Tyson’s reasoning was based on the idea that Mjolnir was “made of neutron-star matter.” Not so fast.
“The critical mistake Tyson makes is thinking that Mjolnir was forged of the core of a dying star, when it was actually forged in the core of a dying star,” says Suveen Mathaudhu, a program manager in the materials science division of the U.S. Army Research Office, adjunct materials science professor at NC State and die-hard comics enthusiast. “It’s well documented that the hammer is made out of ‘Uru,’ a fictional metal from Thor’s native realm of Asgard.”
And Mathaudhu can cite documentary sources to back him up. For example, Marvel – which publishes the Thor comics – issued a “Thor’s Hammer” trading card in 1991 that states Mjolnir is made of Uru and weighs precisely 42.3 pounds. That’s lighter than a herd of 300 billion mice, much less a herd of 300 billion elephants. But it raises a different science question.
Using the dimensions and weight on Marvel’s trading card, Mathaudhu estimates that the density of Mjolnir is about 2.13 grams (g) per cubic centimeter (cc). That makes it even lighter than aluminum, which has a density of 2.71 g/cc. So what could possibly be that light and strong?
Mathaudhu has a theory.

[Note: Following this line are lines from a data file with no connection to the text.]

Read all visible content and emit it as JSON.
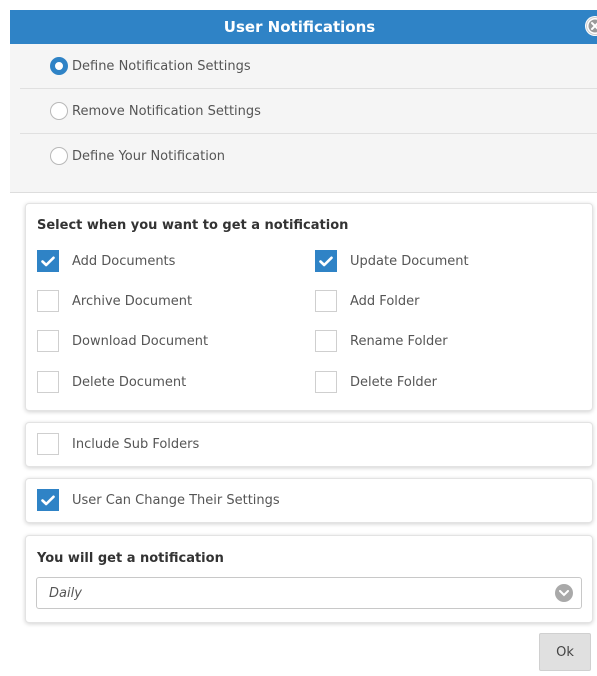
{
  "dialog": {
    "title": "User Notifications"
  },
  "modes": [
    {
      "label": "Define Notification Settings",
      "selected": true
    },
    {
      "label": "Remove Notification Settings",
      "selected": false
    },
    {
      "label": "Define Your Notification",
      "selected": false
    }
  ],
  "events_panel": {
    "heading": "Select when you want to get a notification",
    "events": [
      {
        "label": "Add Documents",
        "checked": true
      },
      {
        "label": "Update Document",
        "checked": true
      },
      {
        "label": "Archive Document",
        "checked": false
      },
      {
        "label": "Add Folder",
        "checked": false
      },
      {
        "label": "Download Document",
        "checked": false
      },
      {
        "label": "Rename Folder",
        "checked": false
      },
      {
        "label": "Delete Document",
        "checked": false
      },
      {
        "label": "Delete Folder",
        "checked": false
      }
    ]
  },
  "include_subfolders": {
    "label": "Include Sub Folders",
    "checked": false
  },
  "user_can_change": {
    "label": "User Can Change Their Settings",
    "checked": true
  },
  "frequency": {
    "heading": "You will get a notification",
    "selected": "Daily"
  },
  "ok_label": "Ok",
  "colors": {
    "accent": "#2f83c6",
    "title_text": "#ffffff"
  }
}
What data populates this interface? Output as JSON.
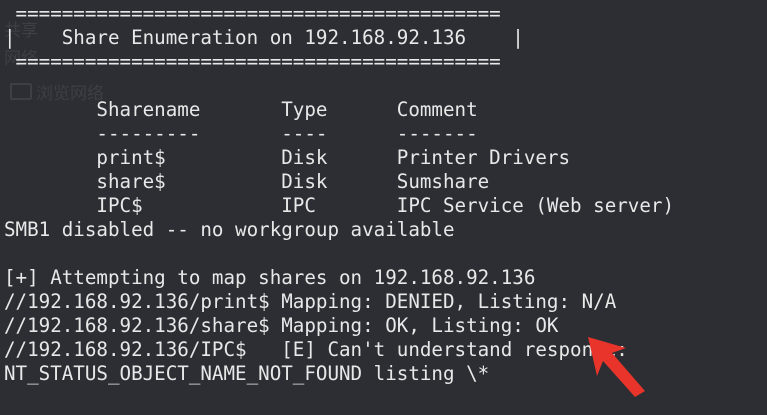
{
  "terminal": {
    "ghost_left": [
      "共享",
      "网络",
      "浏览网络"
    ],
    "lines": [
      " ==========================================",
      "|    Share Enumeration on 192.168.92.136    |",
      " ==========================================",
      "",
      "        Sharename       Type      Comment",
      "        ---------       ----      -------",
      "        print$          Disk      Printer Drivers",
      "        share$          Disk      Sumshare",
      "        IPC$            IPC       IPC Service (Web server)",
      "SMB1 disabled -- no workgroup available",
      "",
      "[+] Attempting to map shares on 192.168.92.136",
      "//192.168.92.136/print$ Mapping: DENIED, Listing: N/A",
      "//192.168.92.136/share$ Mapping: OK, Listing: OK",
      "//192.168.92.136/IPC$   [E] Can't understand response:",
      "NT_STATUS_OBJECT_NAME_NOT_FOUND listing \\*"
    ]
  },
  "annotation": {
    "arrow_color": "#e8342a"
  }
}
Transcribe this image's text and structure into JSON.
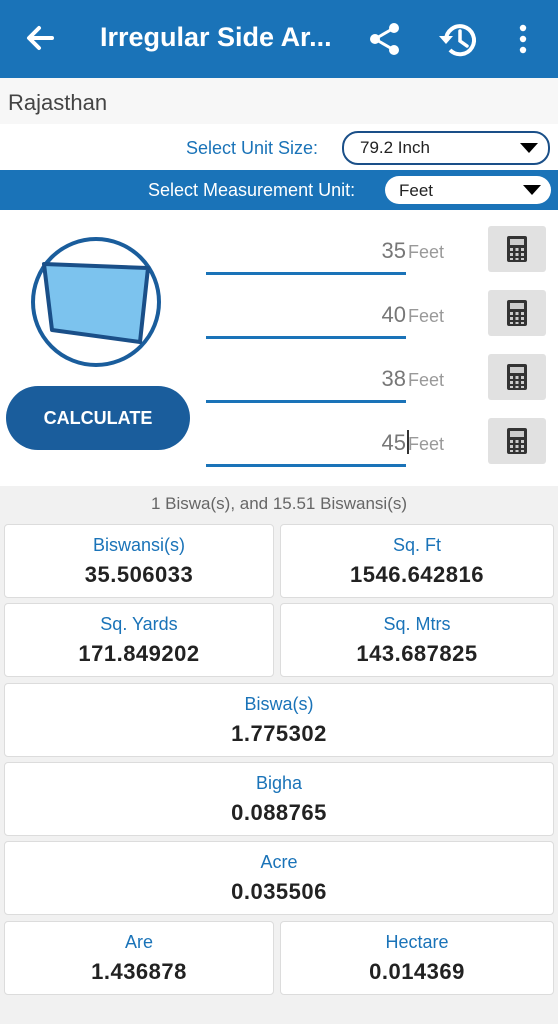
{
  "app_bar": {
    "title": "Irregular Side Ar...",
    "colors": {
      "primary": "#1a73b8",
      "button": "#1a5d9c"
    }
  },
  "state": {
    "name": "Rajasthan"
  },
  "unit_size": {
    "label": "Select Unit Size:",
    "value": "79.2 Inch"
  },
  "measurement_unit": {
    "label": "Select Measurement Unit:",
    "value": "Feet"
  },
  "sides": [
    {
      "value": "35",
      "unit": "Feet"
    },
    {
      "value": "40",
      "unit": "Feet"
    },
    {
      "value": "38",
      "unit": "Feet"
    },
    {
      "value": "45",
      "unit": "Feet"
    }
  ],
  "calculate_label": "CALCULATE",
  "summary": "1 Biswa(s),  and 15.51 Biswansi(s)",
  "results": {
    "biswansi": {
      "label": "Biswansi(s)",
      "value": "35.506033"
    },
    "sqft": {
      "label": "Sq. Ft",
      "value": "1546.642816"
    },
    "sqyards": {
      "label": "Sq. Yards",
      "value": "171.849202"
    },
    "sqmtrs": {
      "label": "Sq. Mtrs",
      "value": "143.687825"
    },
    "biswa": {
      "label": "Biswa(s)",
      "value": "1.775302"
    },
    "bigha": {
      "label": "Bigha",
      "value": "0.088765"
    },
    "acre": {
      "label": "Acre",
      "value": "0.035506"
    },
    "are": {
      "label": "Are",
      "value": "1.436878"
    },
    "hectare": {
      "label": "Hectare",
      "value": "0.014369"
    }
  }
}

“Perhaps Uru is the ‘holy grail’ of high-pressure physics: a form of metallic hydrogen,” Mathaudhu says. “Some predictions of the density of metallic hydrogen fall into this range, it requires extreme conditions to form, and could be a tremendous energy source. It’s thought to be present at the core of planets, such as Jupiter, and at the core of suns – which are stars, after all.”

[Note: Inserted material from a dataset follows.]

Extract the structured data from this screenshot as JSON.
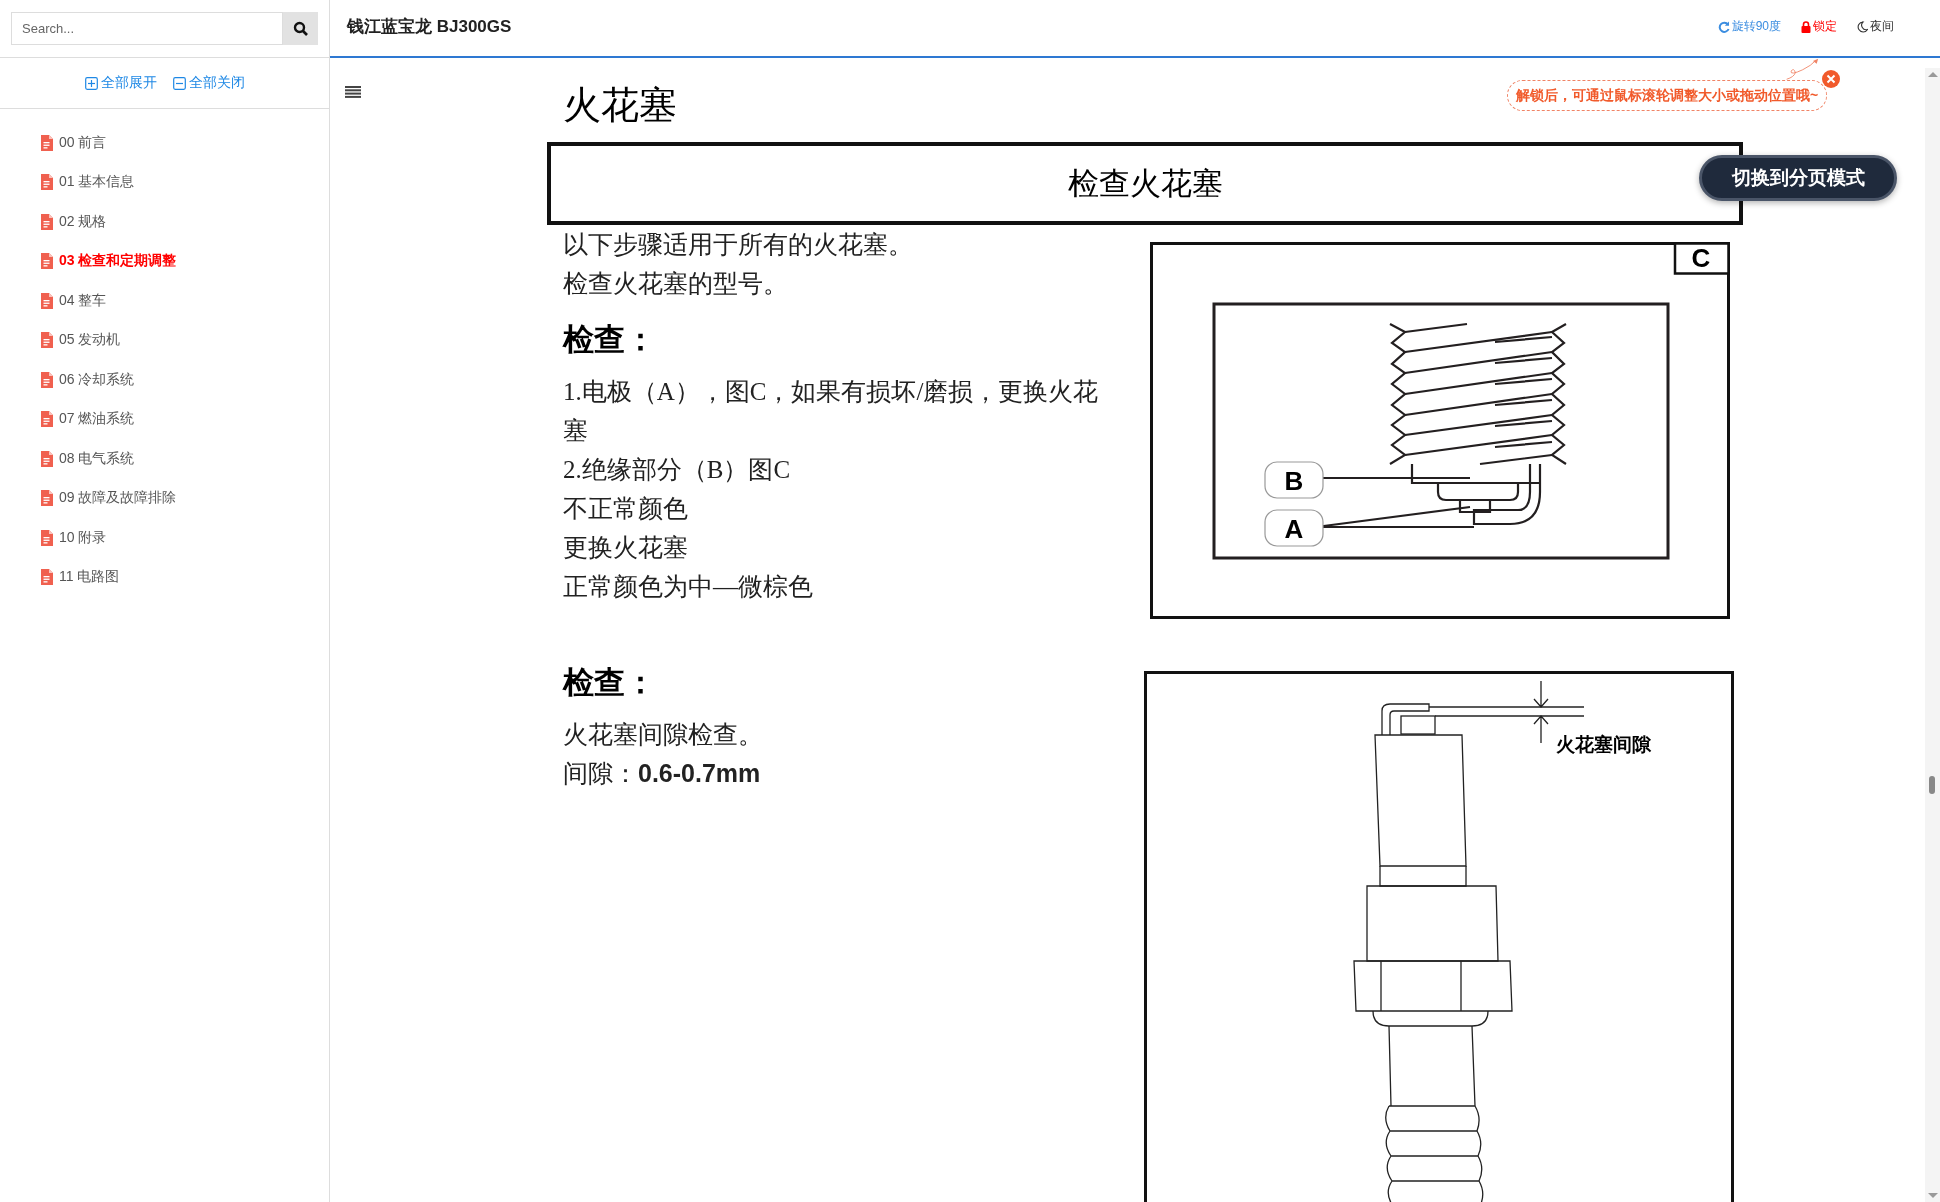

While Tyson made a mistake in calculating the weight of Thor’s hammer, he succeeded in drawing attention to the sciences of astrophysics and materials science – which is a good thing. For more discussion of Thor, Mjolnir and physics, check out this interesting post on Scientific American’s site about momentum and how Thor can fly.